Soup is comfort food, and the process of preparing food is very comforting.
Chopping vegetables, stirring the soup, watching it bubble, and smelling the fragrant aroma of soup cooking is a joyful and relaxing process.
22. Speak affirmations.
Affirmations are positive statements related to an intention, mindset, or goal you want to adopt. You speak them in the present tense to reinforce your aim to make them happen.
As you speak affirmations, you are solidifying the positive frame of mind you need to achieve what you want are stating. The activity gives you some sense of control over outcomes in your life when the world seems so uncertain.
23. Practice visualization.
Like speaking affirmations, practicing visualization can reinforce your efforts toward an outcome or goal. Your mental efforts with visualization support your real and physical efforts.
Sit quietly with your eyes closed, and visualize every aspect of what you will do to achieve the outcome. See yourself taking these actions successfully and ultimately reaching the final goal.
24. Color in an adult coloring book.
Adult coloring books have become the latest stress-relieving tool that helps us take our minds off of our problems and worries.
As you focus on coloring the intricate designs and staying within the lines, you become immersed in the activity and feel calm but energized.
There are so many beautiful adult coloring books to choose from based on your interests and goals with coloring.
25. Look through old photos.
It can be relaxing and fun to take a trip down memory lane and look at old photos or videos of yourself, family, and friends through the years.
Just be sure you aren’t grieving the loss of a loved one or in a particularly sentimental frame of mind. The point of this activity is to lift you up and relax you — not make you sad.
26. Watch the stars.

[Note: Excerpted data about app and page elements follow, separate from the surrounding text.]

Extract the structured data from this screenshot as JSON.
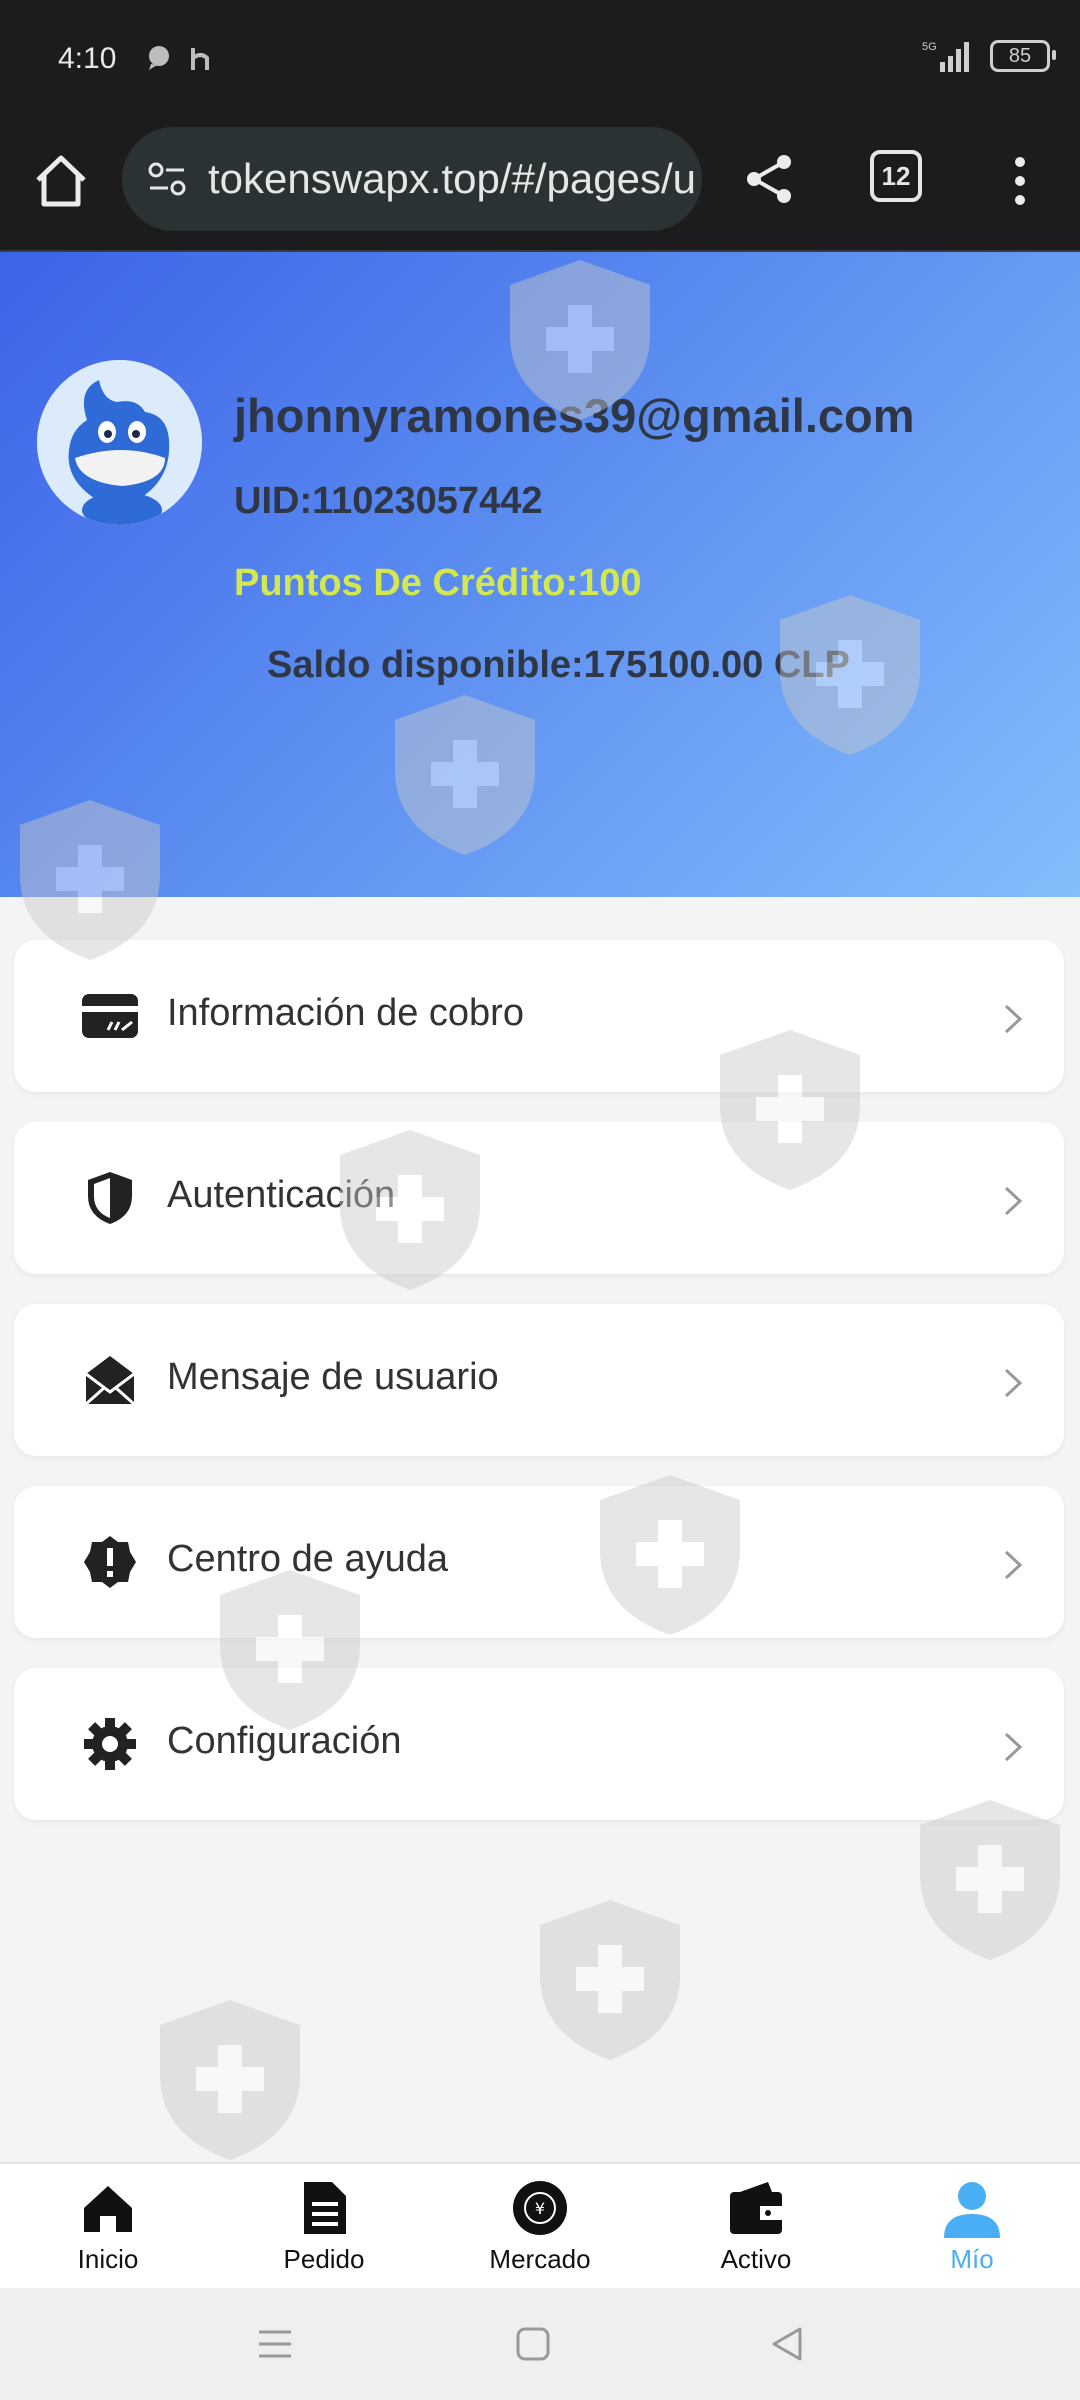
{
  "status_bar": {
    "time": "4:10",
    "network": "5G",
    "battery": "85"
  },
  "browser": {
    "url": "tokenswapx.top/#/pages/u",
    "tab_count": "12"
  },
  "profile": {
    "email": "jhonnyramones39@gmail.com",
    "uid": "UID:11023057442",
    "credit": "Puntos De Crédito:100",
    "balance": "Saldo disponible:175100.00 CLP"
  },
  "menu": {
    "items": [
      {
        "label": "Información de cobro",
        "icon": "card-icon"
      },
      {
        "label": "Autenticación",
        "icon": "shield-icon"
      },
      {
        "label": "Mensaje de usuario",
        "icon": "envelope-icon"
      },
      {
        "label": "Centro de ayuda",
        "icon": "help-badge-icon"
      },
      {
        "label": "Configuración",
        "icon": "gear-icon"
      }
    ]
  },
  "nav": {
    "items": [
      {
        "label": "Inicio",
        "icon": "home-icon"
      },
      {
        "label": "Pedido",
        "icon": "document-icon"
      },
      {
        "label": "Mercado",
        "icon": "market-icon"
      },
      {
        "label": "Activo",
        "icon": "wallet-icon"
      },
      {
        "label": "Mío",
        "icon": "user-icon"
      }
    ],
    "active_color": "#4aaef5"
  },
  "colors": {
    "hero_start": "#3d63e8",
    "hero_end": "#84bdfb",
    "credit": "#d4e84e"
  }
}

Weather permitting, grab a blanket and spread it out in the darkest part of your yard. Lie down on your back and gaze at the night sky. Look at the stars and the moon.
Listen to the outdoor sounds of crickets, owls, and other night creatures. Pay attention to the smells and sensations of the evening.

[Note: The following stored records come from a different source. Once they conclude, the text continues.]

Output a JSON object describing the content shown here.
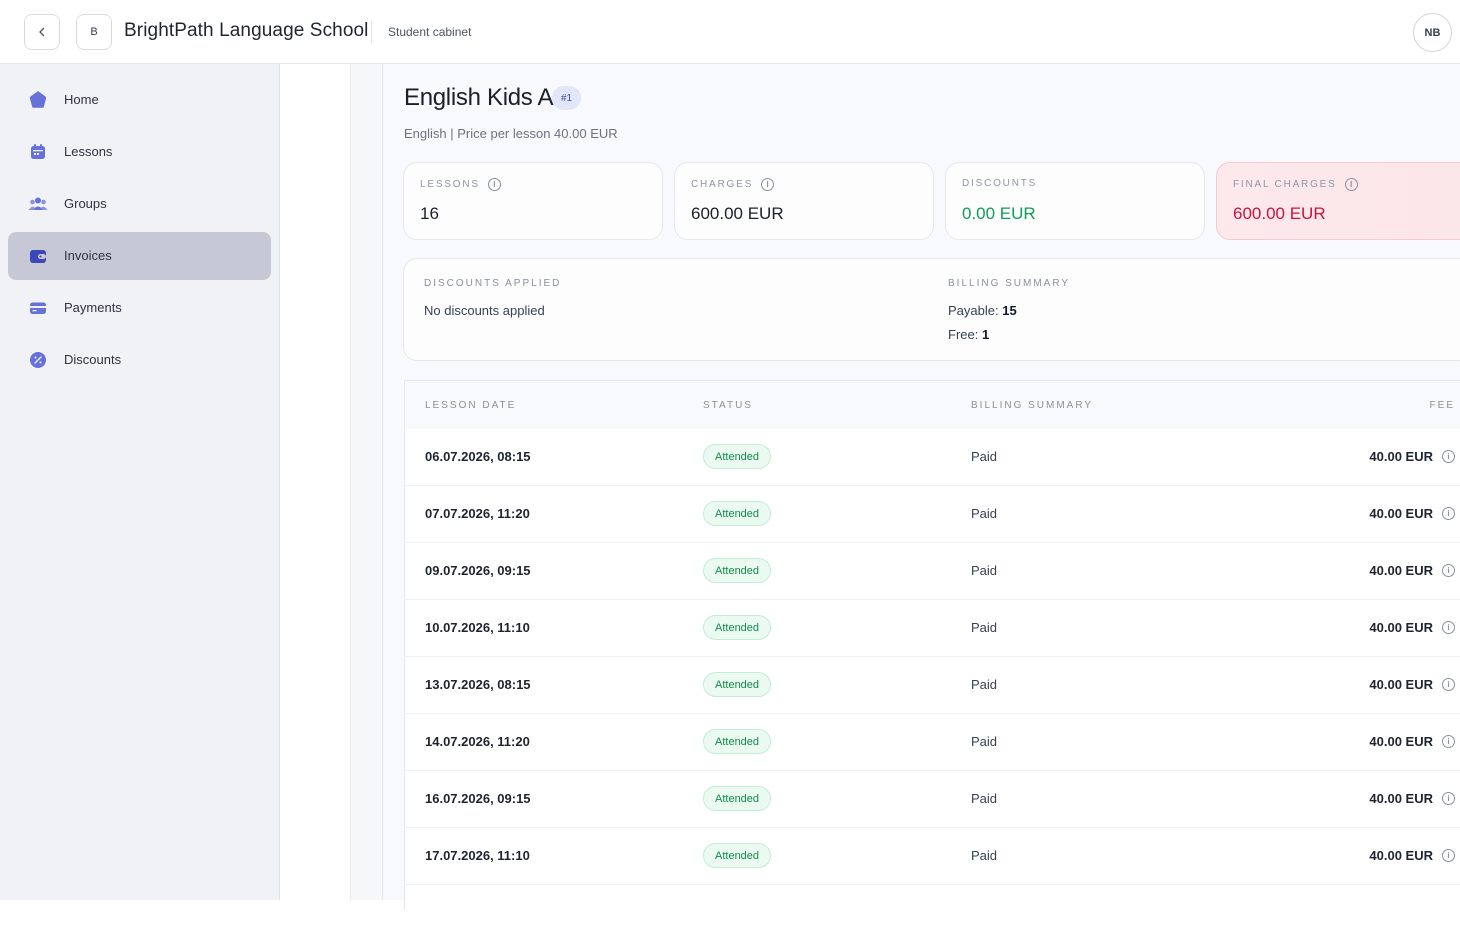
{
  "header": {
    "logo_letter": "B",
    "app_title": "BrightPath Language School",
    "subtitle": "Student cabinet",
    "avatar_initials": "NB"
  },
  "sidebar": {
    "items": [
      {
        "label": "Home",
        "icon": "home-icon"
      },
      {
        "label": "Lessons",
        "icon": "calendar-icon"
      },
      {
        "label": "Groups",
        "icon": "users-icon"
      },
      {
        "label": "Invoices",
        "icon": "wallet-icon",
        "active": true
      },
      {
        "label": "Payments",
        "icon": "credit-card-icon"
      },
      {
        "label": "Discounts",
        "icon": "percent-icon"
      }
    ]
  },
  "group": {
    "title": "English Kids A",
    "badge": "#1",
    "meta": "English | Price per lesson 40.00 EUR"
  },
  "stats": {
    "lessons_label": "Lessons",
    "lessons_value": "16",
    "charges_label": "Charges",
    "charges_value": "600.00 EUR",
    "discounts_label": "Discounts",
    "discounts_value": "0.00 EUR",
    "final_label": "Final charges",
    "final_value": "600.00 EUR"
  },
  "summary": {
    "discounts_applied_label": "Discounts applied",
    "discounts_applied_text": "No discounts applied",
    "billing_summary_label": "Billing summary",
    "payable_label": "Payable:",
    "payable_value": "15",
    "free_label": "Free:",
    "free_value": "1"
  },
  "table": {
    "columns": [
      "Lesson date",
      "Status",
      "Billing summary",
      "Fee"
    ],
    "rows": [
      {
        "date": "06.07.2026, 08:15",
        "status": "Attended",
        "billing": "Paid",
        "fee": "40.00 EUR"
      },
      {
        "date": "07.07.2026, 11:20",
        "status": "Attended",
        "billing": "Paid",
        "fee": "40.00 EUR"
      },
      {
        "date": "09.07.2026, 09:15",
        "status": "Attended",
        "billing": "Paid",
        "fee": "40.00 EUR"
      },
      {
        "date": "10.07.2026, 11:10",
        "status": "Attended",
        "billing": "Paid",
        "fee": "40.00 EUR"
      },
      {
        "date": "13.07.2026, 08:15",
        "status": "Attended",
        "billing": "Paid",
        "fee": "40.00 EUR"
      },
      {
        "date": "14.07.2026, 11:20",
        "status": "Attended",
        "billing": "Paid",
        "fee": "40.00 EUR"
      },
      {
        "date": "16.07.2026, 09:15",
        "status": "Attended",
        "billing": "Paid",
        "fee": "40.00 EUR"
      },
      {
        "date": "17.07.2026, 11:10",
        "status": "Attended",
        "billing": "Paid",
        "fee": "40.00 EUR"
      }
    ]
  },
  "colors": {
    "accent": "#5a67d8",
    "active_nav_bg": "#c7c8d6",
    "success": "#0f9d58",
    "danger": "#c8143c"
  }
}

27. Listen to a calming podcast.
There are hundreds of podcasts with calming music, mindfulness activities, guided meditations, and nature sounds, in addition to relaxing story and interview formats that are informative and light.
28. Take a digital break.

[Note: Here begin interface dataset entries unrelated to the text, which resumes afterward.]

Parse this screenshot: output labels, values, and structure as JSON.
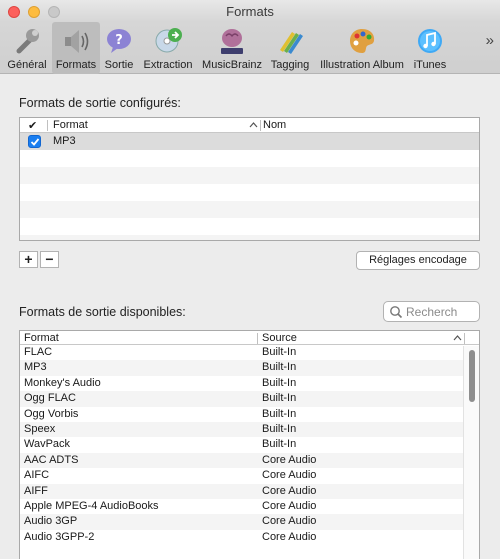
{
  "window": {
    "title": "Formats"
  },
  "toolbar": {
    "items": [
      {
        "label": "Général",
        "icon": "wrench-icon"
      },
      {
        "label": "Formats",
        "icon": "speaker-icon"
      },
      {
        "label": "Sortie",
        "icon": "question-bubble-icon"
      },
      {
        "label": "Extraction",
        "icon": "disc-extract-icon"
      },
      {
        "label": "MusicBrainz",
        "icon": "musicbrainz-icon"
      },
      {
        "label": "Tagging",
        "icon": "crayons-icon"
      },
      {
        "label": "Illustration Album",
        "icon": "palette-icon"
      },
      {
        "label": "iTunes",
        "icon": "itunes-icon"
      }
    ],
    "selected": "Formats",
    "overflow": "»"
  },
  "configured": {
    "title": "Formats de sortie configurés:",
    "headers": {
      "check": "✔",
      "format": "Format",
      "name": "Nom"
    },
    "rows": [
      {
        "checked": true,
        "format": "MP3",
        "name": ""
      }
    ],
    "add_label": "+",
    "remove_label": "−",
    "encode_settings_label": "Réglages encodage"
  },
  "available": {
    "title": "Formats de sortie disponibles:",
    "search_placeholder": "Recherch",
    "headers": {
      "format": "Format",
      "source": "Source"
    },
    "rows": [
      {
        "format": "FLAC",
        "source": "Built-In"
      },
      {
        "format": "MP3",
        "source": "Built-In"
      },
      {
        "format": "Monkey's Audio",
        "source": "Built-In"
      },
      {
        "format": "Ogg FLAC",
        "source": "Built-In"
      },
      {
        "format": "Ogg Vorbis",
        "source": "Built-In"
      },
      {
        "format": "Speex",
        "source": "Built-In"
      },
      {
        "format": "WavPack",
        "source": "Built-In"
      },
      {
        "format": "AAC ADTS",
        "source": "Core Audio"
      },
      {
        "format": "AIFC",
        "source": "Core Audio"
      },
      {
        "format": "AIFF",
        "source": "Core Audio"
      },
      {
        "format": "Apple MPEG-4 AudioBooks",
        "source": "Core Audio"
      },
      {
        "format": "Audio 3GP",
        "source": "Core Audio"
      },
      {
        "format": "Audio 3GPP-2",
        "source": "Core Audio"
      }
    ]
  },
  "colors": {
    "accent": "#1a7ef0",
    "window_bg": "#ececec"
  }
}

Think of how much stress your devices bring into your life on a daily basis. Sure, they are your lifeline to the world, but they also drain and de-energize you.
Turn off your smartphone, shut down your computer or tablet, and unplug the television. Spend your day the old-fashioned way — doing something or doing nothing at all.
29. Make love.
If you have a spouse or romantic partner, prioritize physical intimacy to reinforce your bond and to relax.
If your lives are especially busy and stressful, plan ahead for a love-making date. Find someone to watch your kids. Come home from work early. Remove any possible distractions.
Then light candles, put on some music, shower together, and enjoy a slow and satisfying sexual encounter. What could be more relaxing?
What are the most relaxing things to do for you?
If you’ve read this far, you’re looking for ways to reduce stress and find some peace in this crazy time. Have you found what you’re looking for? We sure hope so.
You may not be sure exactly what will work for you, but commit to trying one or two of these activities this week. Pay attention to how you feel before, during, and after the activity.
Give your stress levels a ranking from 1 (not stressed at all) to 10 (extremely stressed) to see how the activity impacts you.
Remember, you can’t always control what’s happening in the world around you, but you can respond in ways that promote peace of mind and calm.